_REQUIREMENT_
Filter the entries below down to the lines that hold "tests".

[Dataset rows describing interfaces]
%%
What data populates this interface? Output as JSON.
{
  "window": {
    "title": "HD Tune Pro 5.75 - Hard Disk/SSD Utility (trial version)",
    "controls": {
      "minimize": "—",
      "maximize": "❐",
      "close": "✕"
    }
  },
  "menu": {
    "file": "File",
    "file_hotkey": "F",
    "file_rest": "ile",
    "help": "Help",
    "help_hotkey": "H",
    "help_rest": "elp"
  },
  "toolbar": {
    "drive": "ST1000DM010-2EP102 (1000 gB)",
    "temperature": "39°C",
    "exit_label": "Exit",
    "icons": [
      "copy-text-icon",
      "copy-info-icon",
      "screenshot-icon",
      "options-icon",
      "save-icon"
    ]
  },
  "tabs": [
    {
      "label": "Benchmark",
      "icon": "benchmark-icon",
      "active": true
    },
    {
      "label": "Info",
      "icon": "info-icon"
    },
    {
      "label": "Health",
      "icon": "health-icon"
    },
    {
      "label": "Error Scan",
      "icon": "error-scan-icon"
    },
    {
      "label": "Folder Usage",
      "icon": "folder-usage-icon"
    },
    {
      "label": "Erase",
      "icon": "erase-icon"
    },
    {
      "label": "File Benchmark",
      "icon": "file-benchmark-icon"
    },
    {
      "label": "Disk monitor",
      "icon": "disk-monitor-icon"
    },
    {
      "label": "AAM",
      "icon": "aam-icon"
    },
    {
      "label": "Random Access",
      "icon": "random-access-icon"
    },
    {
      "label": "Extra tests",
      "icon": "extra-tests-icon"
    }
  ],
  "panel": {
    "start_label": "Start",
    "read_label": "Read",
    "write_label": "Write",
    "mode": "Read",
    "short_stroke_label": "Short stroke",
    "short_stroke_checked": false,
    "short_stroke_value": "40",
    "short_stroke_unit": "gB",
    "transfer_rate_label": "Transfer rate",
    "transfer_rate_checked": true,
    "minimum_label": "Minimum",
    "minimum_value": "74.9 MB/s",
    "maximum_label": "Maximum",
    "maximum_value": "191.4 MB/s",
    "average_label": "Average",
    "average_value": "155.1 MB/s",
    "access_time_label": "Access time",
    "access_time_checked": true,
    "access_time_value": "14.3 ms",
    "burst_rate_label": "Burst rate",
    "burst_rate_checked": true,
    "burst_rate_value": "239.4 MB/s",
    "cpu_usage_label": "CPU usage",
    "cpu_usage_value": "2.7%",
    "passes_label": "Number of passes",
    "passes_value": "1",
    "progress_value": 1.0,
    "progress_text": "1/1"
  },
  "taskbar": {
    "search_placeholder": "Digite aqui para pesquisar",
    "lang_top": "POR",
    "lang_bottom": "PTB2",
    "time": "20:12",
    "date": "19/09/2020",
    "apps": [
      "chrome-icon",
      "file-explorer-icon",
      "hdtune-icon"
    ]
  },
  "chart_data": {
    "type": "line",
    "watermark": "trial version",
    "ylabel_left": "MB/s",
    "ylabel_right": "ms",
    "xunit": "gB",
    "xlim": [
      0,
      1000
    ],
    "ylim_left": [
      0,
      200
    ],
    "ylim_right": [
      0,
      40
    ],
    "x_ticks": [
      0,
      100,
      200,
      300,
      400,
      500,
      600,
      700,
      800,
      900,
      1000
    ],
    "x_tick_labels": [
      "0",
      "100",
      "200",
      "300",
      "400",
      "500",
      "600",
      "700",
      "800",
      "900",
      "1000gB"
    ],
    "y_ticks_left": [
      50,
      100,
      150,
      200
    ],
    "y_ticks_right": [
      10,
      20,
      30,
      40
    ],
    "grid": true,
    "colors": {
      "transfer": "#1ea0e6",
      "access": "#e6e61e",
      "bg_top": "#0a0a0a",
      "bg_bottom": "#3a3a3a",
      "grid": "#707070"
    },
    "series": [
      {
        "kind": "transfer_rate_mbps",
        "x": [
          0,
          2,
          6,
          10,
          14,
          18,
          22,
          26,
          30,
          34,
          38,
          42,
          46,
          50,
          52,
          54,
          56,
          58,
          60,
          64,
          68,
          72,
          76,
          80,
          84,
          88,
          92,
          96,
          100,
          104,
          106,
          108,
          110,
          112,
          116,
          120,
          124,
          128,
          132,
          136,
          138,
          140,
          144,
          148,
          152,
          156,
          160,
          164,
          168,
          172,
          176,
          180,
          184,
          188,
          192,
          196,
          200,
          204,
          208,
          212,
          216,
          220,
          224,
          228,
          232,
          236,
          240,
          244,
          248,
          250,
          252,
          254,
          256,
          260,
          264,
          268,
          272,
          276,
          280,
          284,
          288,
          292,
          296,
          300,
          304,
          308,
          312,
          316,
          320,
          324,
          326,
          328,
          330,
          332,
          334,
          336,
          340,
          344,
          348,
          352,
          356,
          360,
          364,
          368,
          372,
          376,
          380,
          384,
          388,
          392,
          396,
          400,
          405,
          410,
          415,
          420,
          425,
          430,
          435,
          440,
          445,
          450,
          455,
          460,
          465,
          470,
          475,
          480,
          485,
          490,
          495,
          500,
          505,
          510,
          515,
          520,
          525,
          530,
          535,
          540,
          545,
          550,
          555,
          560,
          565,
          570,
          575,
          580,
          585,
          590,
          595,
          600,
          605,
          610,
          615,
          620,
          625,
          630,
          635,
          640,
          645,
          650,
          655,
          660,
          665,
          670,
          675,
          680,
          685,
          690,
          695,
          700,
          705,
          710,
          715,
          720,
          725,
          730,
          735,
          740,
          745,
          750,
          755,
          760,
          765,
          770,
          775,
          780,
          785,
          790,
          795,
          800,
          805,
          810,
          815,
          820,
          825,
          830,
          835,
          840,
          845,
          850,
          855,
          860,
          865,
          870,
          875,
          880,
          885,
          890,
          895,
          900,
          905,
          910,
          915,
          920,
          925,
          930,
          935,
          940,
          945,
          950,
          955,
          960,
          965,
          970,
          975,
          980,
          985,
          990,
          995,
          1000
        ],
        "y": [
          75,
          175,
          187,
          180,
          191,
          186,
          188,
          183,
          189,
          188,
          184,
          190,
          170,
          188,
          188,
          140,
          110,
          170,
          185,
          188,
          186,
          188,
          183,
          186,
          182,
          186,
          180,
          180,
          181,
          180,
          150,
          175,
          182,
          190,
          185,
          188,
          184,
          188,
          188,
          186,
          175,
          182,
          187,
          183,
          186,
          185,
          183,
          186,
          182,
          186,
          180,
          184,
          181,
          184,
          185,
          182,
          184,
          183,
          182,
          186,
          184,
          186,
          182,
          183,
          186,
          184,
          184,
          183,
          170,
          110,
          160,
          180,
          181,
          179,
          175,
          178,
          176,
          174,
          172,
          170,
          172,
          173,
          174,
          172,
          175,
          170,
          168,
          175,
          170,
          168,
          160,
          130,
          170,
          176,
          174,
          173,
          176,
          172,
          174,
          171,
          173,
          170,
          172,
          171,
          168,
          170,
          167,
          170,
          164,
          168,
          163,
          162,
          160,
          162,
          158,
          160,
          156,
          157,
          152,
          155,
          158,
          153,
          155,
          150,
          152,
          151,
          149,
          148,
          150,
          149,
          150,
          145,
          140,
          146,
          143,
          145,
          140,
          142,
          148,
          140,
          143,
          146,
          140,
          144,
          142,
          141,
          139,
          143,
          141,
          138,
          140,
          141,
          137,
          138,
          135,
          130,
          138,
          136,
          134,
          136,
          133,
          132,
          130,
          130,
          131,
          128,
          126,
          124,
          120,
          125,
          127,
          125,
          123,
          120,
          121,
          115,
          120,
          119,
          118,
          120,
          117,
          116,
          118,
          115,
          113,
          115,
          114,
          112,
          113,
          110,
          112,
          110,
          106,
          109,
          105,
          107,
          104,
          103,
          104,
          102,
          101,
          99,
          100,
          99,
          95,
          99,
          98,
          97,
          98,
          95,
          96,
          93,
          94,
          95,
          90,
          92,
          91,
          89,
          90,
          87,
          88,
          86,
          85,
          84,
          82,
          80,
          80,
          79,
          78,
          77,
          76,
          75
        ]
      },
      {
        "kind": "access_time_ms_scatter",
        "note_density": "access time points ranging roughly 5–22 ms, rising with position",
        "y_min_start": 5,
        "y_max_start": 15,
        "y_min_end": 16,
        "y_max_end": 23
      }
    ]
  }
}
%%
_OUTPUT BELOW_
      "label": "Extra tests",
      "icon": "extra-tests-icon"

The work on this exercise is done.